Now, here's a weird fact about snapping turtle eggs. As is true for some other reptiles, the sex of the turtle hatchlings is determined by the temperature of incubation. At lower temperature (68º F, 20º C) all the young will be female. At higher temps (about 74º F, 23.3º C) they will all be male. And in between, half of them will be male and half female.
Hatchling snapping turtles have a low success rate. Only about an inch long, they have soft shells and are quickly eaten by birds. If they make it to the water, many are then eaten by fish or other snapping turtles (hey, that's cannibalism!).
Snapping turtles hibernate during the winter. When the temperature drops to below 41º F (5º C), they bury themselves in the mud at the bottom of shallow water and remain there until the spring.

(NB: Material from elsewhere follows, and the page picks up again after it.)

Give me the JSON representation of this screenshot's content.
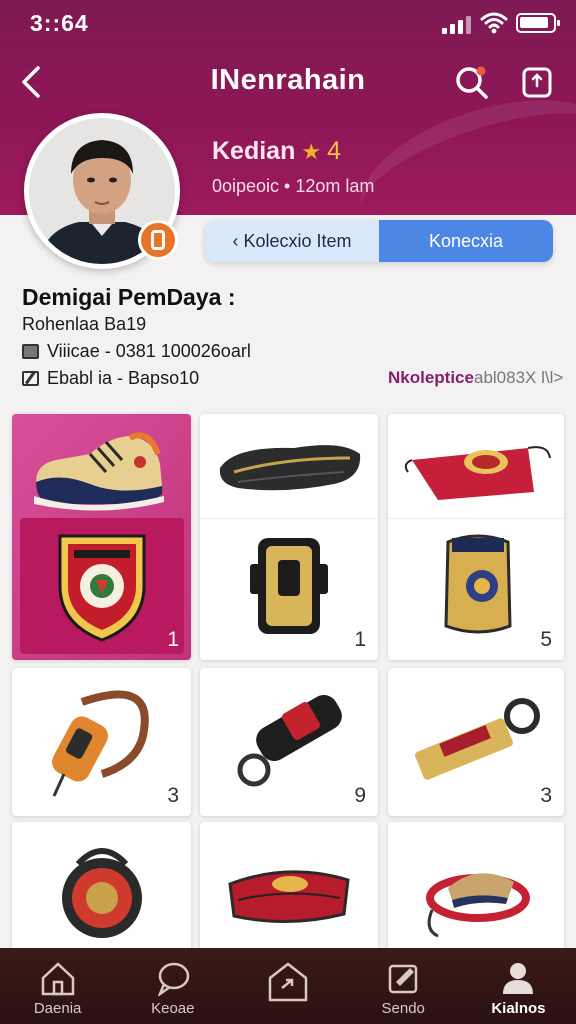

That's a long time to hold your breath! Of course, during the winter their metabolism drops to nearly zero, so they don't use much oxygen. Here's part of their secret: while hibernating, snapping turtles take in a small about of water through their cloaca (um... that's their butthole), and they get their small amount of oxygen that way. Even under normal warm conditions, they can hold their breath for over ten minutes!
Check out this video comparing the Common Snapping Turtle to the Alligator Snapping Turtle
Below is a common snapping turtle, but I don't recommend holding them this way, as they can reach their head back surprising far to bite.
One more tidbit. Thanks to a 19th-century political cartoon, the common snapping turtle is also known as "Ograbme." The cartoon was drawn in 1808, and it was in protest to Thomas Jefferson's unpopular Embargo Act. In the cartoon, we see the president prompting a snapping turtle to bite the hind end of some poor merchant, who curses the ograbme (which is "embargo" spelled backward).
So, the snapping turtle deserves a place in the S.A.H.O.F.
(Supercalifragilisticexpialidocious Animal Hall of Fame).
FUN FACT: The word Supercalifragilisticexpialidocious originated in the Disney movie, Mary Poppins. It describes anything so indescribable that there is no other word to describe it. The song is forever etched into my memory: "It's Supercalafragilisticexpialidocious, even though the sound of it is something quite atrocious, if you say it loud enough you'll always sound precocious, Supercalifragilisticexpialidocious!" So, it's another way to say awesome!
Everyone needs a creative outlet. That's why I write.